*** Available records Section Begins ***

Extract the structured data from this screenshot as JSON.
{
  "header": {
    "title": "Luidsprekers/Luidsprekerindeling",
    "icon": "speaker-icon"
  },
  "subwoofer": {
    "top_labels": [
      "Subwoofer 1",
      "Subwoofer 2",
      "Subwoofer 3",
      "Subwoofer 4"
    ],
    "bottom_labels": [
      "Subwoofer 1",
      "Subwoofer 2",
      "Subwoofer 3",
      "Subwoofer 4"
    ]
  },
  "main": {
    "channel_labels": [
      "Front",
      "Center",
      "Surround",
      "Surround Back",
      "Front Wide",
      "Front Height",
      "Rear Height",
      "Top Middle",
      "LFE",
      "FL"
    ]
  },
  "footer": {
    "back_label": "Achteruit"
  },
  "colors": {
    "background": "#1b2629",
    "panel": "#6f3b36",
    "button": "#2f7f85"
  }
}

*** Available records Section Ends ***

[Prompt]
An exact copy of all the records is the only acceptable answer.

[Task output]
Extract the structured data from this screenshot as JSON.
{
  "header": {
    "title": "Luidsprekers/Luidsprekerindeling",
    "icon": "speaker-icon"
  },
  "subwoofer": {
    "top_labels": [
      "Subwoofer 1",
      "Subwoofer 2",
      "Subwoofer 3",
      "Subwoofer 4"
    ],
    "bottom_labels": [
      "Subwoofer 1",
      "Subwoofer 2",
      "Subwoofer 3",
      "Subwoofer 4"
    ]
  },
  "main": {
    "channel_labels": [
      "Front",
      "Center",
      "Surround",
      "Surround Back",
      "Front Wide",
      "Front Height",
      "Rear Height",
      "Top Middle",
      "LFE",
      "FL"
    ]
  },
  "footer": {
    "back_label": "Achteruit"
  },
  "colors": {
    "background": "#1b2629",
    "panel": "#6f3b36",
    "button": "#2f7f85"
  }
}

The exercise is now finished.